While the students conduct their research, Shiblee invites influential members of the community with a demonstrated interest in the issue to attend the debate. If the students are debating the issue of a public awareness campaign on HIV/AIDS in Dhaka, an ideal group of invitees would include members of the Ministries of Health and Education along with the directors or staff of nongovernmental organizations working in the field. Shiblee believes that if these individuals attend the debate they will gain a fresh perspective on the issue, and the students can achieve policy impact.
Although the final number of debaters is only twenty, the parliamentary style of the debate allows for audience members, including parents, teachers, administrators, and distinguished guests, to participate. Parliamentary procedure also educates students about the process of decision making in their government, which has only functioned as a democracy since 1991. Students - especially girls - become noticeably empowered by the opportunity to "play" the role of Prime Minister when they introduce bills.

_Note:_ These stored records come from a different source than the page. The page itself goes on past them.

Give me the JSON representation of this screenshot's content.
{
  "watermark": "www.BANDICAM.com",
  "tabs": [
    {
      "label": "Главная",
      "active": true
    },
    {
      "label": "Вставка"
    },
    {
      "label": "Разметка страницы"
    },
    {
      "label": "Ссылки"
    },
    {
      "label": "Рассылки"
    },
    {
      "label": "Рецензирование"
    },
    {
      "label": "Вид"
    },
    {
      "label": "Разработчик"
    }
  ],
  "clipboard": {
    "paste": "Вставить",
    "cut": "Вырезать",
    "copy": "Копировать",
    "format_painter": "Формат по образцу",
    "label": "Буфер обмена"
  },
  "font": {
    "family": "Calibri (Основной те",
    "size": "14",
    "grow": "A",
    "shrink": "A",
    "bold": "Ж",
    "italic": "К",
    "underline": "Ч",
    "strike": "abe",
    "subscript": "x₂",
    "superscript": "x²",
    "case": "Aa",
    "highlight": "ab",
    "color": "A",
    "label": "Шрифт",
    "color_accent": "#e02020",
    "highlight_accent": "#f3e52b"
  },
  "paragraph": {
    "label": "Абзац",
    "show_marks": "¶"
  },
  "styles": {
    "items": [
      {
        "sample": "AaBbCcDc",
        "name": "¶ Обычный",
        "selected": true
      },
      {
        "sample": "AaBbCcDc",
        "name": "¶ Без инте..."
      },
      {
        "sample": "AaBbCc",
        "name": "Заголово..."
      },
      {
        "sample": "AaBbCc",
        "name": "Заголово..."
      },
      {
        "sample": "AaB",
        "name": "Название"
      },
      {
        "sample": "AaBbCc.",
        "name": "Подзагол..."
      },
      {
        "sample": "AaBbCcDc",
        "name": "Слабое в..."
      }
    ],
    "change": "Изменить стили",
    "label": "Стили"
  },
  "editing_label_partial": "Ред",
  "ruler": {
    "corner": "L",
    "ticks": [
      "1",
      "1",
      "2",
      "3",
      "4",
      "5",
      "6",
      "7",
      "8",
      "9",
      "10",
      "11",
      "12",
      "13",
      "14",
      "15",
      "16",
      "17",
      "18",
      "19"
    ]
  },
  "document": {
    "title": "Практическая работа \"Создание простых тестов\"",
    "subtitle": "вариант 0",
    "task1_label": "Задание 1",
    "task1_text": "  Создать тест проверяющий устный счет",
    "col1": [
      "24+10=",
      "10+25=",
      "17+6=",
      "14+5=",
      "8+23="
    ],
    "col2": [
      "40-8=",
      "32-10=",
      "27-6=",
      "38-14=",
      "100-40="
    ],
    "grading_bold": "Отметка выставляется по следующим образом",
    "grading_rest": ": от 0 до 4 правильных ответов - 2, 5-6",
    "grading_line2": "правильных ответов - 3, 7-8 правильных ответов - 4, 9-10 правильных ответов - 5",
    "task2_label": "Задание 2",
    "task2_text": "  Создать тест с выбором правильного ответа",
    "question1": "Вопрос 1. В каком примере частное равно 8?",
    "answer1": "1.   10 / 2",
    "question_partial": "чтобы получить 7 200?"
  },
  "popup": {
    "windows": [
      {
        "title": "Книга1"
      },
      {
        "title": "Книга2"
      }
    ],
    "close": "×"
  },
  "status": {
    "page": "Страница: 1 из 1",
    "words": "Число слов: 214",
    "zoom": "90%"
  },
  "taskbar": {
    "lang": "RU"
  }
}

After the debate the students from both teams discuss the valuable points that they and their opponents raised. Shiblee guides the students in crafting a strategy for publicizing and disseminating their suggestions to lawmakers and influential members of society. With the help of WBL, this brief policy document, called "Message for the Elderly Society," is recorded in activity reports and a quarterly bulletin that reaches thousands of people at schools, colleges, and universities. For example, a recent debate concerning the state of garbage disposal in Dhaka generated a series of suggestions and ideas that students submitted to the City Council, several of which have been implemented.
Substantial European funding has allowed the debate program to function in 24 junior high schools, high schools and colleges, each of which sets aside an hour a week of debate time. When a new debate program is set up at a school, Shiblee provides the guidance for the first several debates. Once the program has been established, however, a teacher from the individual school will take over this guidance role, allowing Shiblee to work in new schools. Teachers who are not initially enthusiastic about the debate program in their schools are often won over to the idea after observing the process in another school. When a school can run the program autonomously, WBL will pull out and devote its resources to implementing the program in other Bangladeshi schools. Shiblee aims for the debate program to eventually become part of the country's national curriculum.
Mostafa Shiblee, a lifelong resident of Dhaka, is all too familiar with the failures of the Bangladeshi school system. While working on his masters degree in English literature at Dhaka University, Shiblee saw several close friends reject their studies, their families, and friends as they became dangerously involved in drug abuse. He watched classmates murdered during violent political clashes on campus and saw how such disturbing incidents affected the learning atmosphere and morale of other students. He knew something had to be done to rekindle students' interest in school and provide them with healthy alternatives for expression. These experiences, along with the inspiration his mother gave him and his personal interest in public speaking, led Shiblee to found Working for Better Life. When he was a student, Mostafa Shiblee was involved in extemporaneous speaking and won several competitions. He is also a founding member of the Bangladesh Institute of Theater Arts. Through participatory workshops, this organization gives low-income people in urban and rural areas the tools they need to initiate their own ventures in the performing arts. Young and dynamic, Shiblee possesses an outgoing personality and open-mindedness that make him both an effective facilitator and an excellent role model for the students whose lives he touches.